PROBLEM TO SOLVE: For the entries below, report every line that includes the word "JSON".

Web page and app entries:
= = = = = = =
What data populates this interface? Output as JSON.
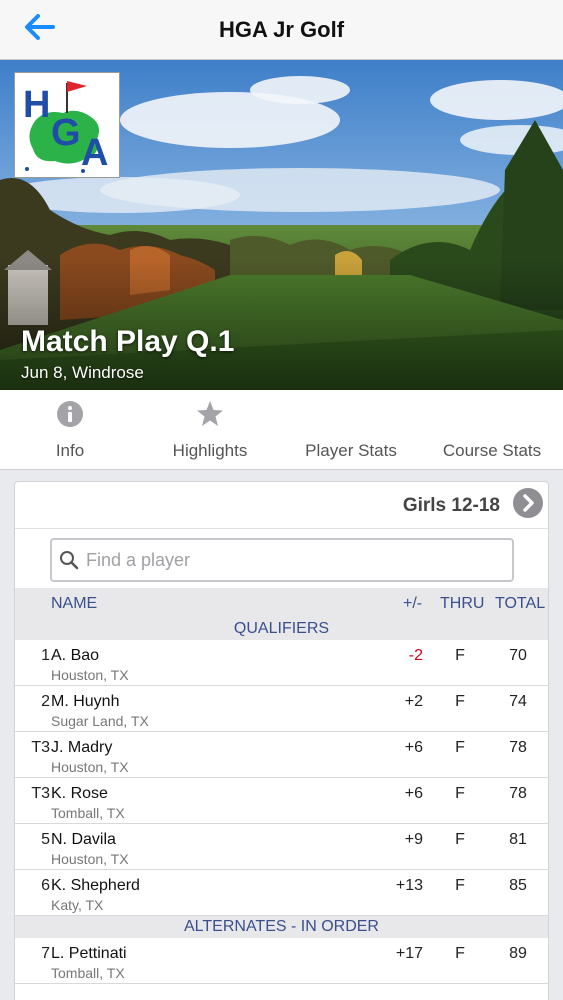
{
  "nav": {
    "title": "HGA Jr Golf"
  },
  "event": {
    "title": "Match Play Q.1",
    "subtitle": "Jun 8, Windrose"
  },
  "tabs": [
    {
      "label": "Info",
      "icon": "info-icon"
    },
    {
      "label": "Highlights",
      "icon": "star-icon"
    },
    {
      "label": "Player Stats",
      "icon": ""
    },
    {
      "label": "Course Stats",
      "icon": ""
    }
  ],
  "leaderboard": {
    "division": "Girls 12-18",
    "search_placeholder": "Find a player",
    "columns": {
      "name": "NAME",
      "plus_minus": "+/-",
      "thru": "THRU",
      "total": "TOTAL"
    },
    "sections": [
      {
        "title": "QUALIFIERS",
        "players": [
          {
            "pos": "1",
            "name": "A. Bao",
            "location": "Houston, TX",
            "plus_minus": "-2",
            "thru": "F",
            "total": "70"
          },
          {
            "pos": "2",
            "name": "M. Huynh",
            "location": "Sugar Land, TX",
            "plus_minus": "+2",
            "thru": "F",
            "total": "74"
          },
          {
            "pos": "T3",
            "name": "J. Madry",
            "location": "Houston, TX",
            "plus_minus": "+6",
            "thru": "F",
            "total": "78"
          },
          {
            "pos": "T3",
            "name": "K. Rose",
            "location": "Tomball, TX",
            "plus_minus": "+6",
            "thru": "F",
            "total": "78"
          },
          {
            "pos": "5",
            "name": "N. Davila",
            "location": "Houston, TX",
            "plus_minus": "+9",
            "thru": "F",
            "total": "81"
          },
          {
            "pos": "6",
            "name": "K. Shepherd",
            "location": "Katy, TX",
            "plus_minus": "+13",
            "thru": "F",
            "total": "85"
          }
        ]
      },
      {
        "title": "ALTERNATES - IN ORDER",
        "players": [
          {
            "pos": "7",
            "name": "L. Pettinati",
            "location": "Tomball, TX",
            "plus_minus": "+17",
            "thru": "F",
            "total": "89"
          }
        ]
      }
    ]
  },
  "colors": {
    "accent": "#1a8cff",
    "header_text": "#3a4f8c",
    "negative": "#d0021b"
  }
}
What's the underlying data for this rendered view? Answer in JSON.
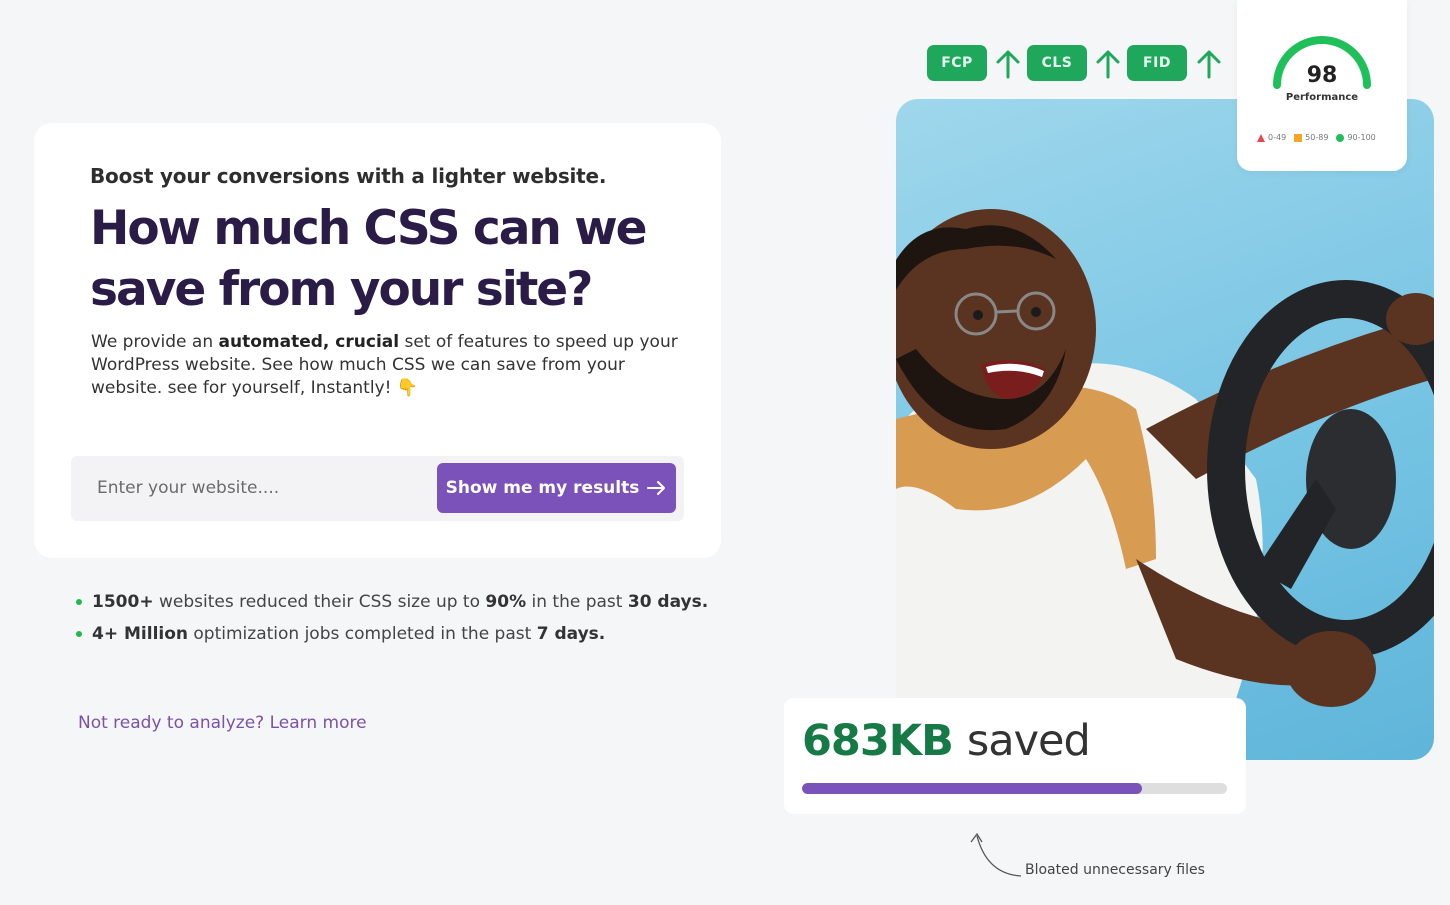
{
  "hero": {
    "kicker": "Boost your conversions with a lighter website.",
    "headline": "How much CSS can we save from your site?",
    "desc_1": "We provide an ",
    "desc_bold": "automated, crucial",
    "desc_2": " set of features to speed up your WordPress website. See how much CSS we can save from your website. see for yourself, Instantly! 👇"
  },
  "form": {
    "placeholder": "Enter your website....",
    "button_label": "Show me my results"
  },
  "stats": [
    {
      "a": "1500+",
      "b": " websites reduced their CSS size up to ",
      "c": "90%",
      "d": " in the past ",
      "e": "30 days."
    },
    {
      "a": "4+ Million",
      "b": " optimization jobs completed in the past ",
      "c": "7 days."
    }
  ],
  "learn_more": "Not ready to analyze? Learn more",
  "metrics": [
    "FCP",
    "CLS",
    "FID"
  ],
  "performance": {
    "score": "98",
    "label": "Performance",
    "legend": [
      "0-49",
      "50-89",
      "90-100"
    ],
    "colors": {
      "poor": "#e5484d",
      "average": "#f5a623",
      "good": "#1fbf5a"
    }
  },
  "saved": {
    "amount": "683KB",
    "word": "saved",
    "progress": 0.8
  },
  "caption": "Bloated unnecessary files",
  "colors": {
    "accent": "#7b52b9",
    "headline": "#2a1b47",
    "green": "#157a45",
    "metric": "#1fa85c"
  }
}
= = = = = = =
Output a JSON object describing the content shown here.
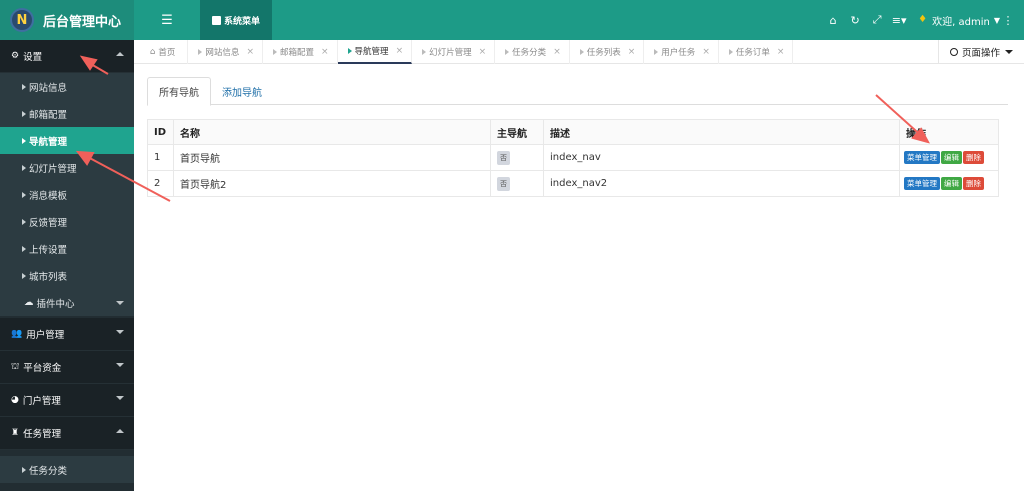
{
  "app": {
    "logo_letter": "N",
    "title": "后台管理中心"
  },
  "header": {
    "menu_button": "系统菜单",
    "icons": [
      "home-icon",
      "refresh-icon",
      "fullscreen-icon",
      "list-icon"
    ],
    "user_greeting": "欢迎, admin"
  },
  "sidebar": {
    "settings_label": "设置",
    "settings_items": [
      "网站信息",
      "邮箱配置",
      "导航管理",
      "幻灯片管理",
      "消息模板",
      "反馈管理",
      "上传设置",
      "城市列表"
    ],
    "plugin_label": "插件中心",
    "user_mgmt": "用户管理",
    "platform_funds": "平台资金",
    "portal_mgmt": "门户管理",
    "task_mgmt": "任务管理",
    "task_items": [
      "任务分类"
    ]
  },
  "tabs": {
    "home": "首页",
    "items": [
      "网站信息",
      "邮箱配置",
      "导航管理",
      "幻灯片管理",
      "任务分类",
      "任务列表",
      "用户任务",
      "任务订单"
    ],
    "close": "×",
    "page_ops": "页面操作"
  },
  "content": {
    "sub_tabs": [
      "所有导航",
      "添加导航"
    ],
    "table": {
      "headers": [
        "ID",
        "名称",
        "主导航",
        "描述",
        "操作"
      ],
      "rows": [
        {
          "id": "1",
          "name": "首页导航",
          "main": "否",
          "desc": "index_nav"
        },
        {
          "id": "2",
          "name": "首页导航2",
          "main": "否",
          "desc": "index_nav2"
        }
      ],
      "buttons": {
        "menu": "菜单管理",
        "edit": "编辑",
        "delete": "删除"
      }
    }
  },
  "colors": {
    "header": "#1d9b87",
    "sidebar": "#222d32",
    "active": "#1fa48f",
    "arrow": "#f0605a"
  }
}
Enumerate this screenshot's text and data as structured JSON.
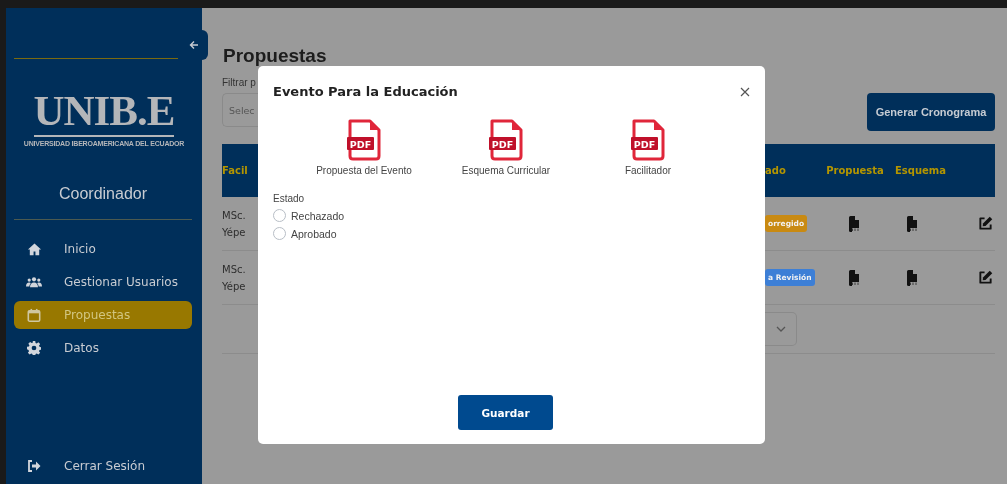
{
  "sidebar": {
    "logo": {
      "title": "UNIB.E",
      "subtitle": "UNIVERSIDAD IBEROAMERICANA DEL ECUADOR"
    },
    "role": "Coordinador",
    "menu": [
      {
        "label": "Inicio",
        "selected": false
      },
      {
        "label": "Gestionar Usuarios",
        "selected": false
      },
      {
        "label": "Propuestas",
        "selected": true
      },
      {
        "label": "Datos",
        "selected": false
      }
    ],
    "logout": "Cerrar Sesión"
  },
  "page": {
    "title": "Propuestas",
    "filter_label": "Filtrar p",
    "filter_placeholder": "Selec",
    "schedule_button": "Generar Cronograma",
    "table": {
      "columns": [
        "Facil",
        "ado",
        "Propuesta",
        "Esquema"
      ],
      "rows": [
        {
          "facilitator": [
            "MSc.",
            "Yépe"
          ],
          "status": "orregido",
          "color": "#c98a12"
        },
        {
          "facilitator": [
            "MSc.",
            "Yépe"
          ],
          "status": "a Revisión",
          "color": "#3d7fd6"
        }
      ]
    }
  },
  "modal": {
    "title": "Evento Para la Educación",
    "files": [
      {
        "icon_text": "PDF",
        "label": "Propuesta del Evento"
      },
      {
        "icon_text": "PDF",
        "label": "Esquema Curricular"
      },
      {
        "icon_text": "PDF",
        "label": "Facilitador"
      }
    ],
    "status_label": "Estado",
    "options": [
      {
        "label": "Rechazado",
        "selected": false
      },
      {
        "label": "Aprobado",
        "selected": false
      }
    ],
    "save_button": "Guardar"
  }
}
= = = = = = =
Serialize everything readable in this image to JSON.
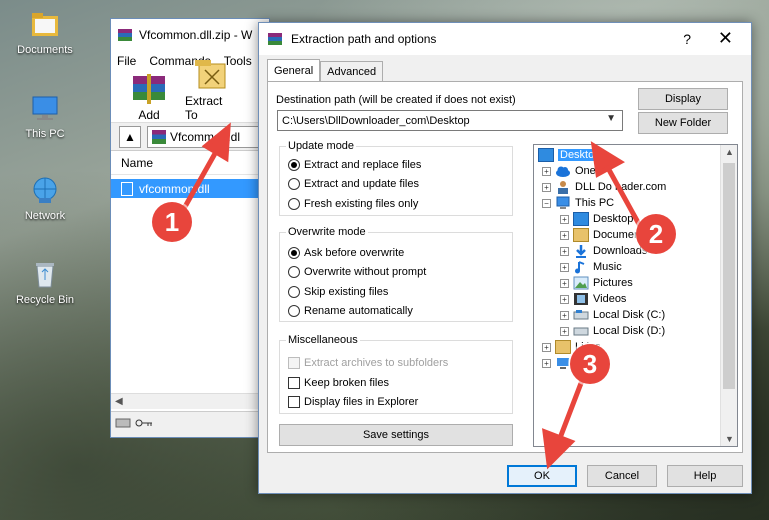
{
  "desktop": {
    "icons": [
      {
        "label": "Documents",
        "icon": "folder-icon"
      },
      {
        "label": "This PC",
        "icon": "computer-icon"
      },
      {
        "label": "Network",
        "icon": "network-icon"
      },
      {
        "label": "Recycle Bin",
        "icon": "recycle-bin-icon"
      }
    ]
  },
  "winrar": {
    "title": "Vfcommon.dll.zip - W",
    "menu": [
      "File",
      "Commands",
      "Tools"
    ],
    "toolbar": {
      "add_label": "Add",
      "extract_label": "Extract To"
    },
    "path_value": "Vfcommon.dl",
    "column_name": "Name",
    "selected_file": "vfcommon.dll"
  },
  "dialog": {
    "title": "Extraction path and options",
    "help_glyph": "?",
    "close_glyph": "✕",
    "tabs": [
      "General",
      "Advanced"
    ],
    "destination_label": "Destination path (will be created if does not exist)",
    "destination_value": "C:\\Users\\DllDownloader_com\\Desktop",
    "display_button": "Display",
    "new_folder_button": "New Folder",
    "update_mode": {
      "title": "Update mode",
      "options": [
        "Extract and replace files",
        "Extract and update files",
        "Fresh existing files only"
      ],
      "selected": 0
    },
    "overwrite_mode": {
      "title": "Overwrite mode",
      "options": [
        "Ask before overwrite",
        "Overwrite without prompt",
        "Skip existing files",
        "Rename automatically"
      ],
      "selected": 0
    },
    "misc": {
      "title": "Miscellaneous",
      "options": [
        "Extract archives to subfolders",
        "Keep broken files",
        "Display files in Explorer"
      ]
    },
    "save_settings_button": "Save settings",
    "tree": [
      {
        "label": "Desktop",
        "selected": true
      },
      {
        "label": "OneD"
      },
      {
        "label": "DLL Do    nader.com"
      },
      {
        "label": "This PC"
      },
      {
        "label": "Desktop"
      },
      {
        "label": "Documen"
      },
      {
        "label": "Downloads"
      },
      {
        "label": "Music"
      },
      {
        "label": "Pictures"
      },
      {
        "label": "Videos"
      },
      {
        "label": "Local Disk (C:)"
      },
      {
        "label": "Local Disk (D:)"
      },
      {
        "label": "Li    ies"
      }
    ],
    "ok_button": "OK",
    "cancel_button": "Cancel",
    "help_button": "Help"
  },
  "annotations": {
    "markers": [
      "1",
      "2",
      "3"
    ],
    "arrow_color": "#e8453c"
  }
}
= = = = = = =
EXERCISE RESPONSE:
What data populates this interface? Output as JSON.
What's the underlying data for this rendered view? Answer in JSON.
Output a JSON object describing the content shown here.
Enumerate this screenshot's text and data as structured JSON.
Serialize everything readable in this image to JSON.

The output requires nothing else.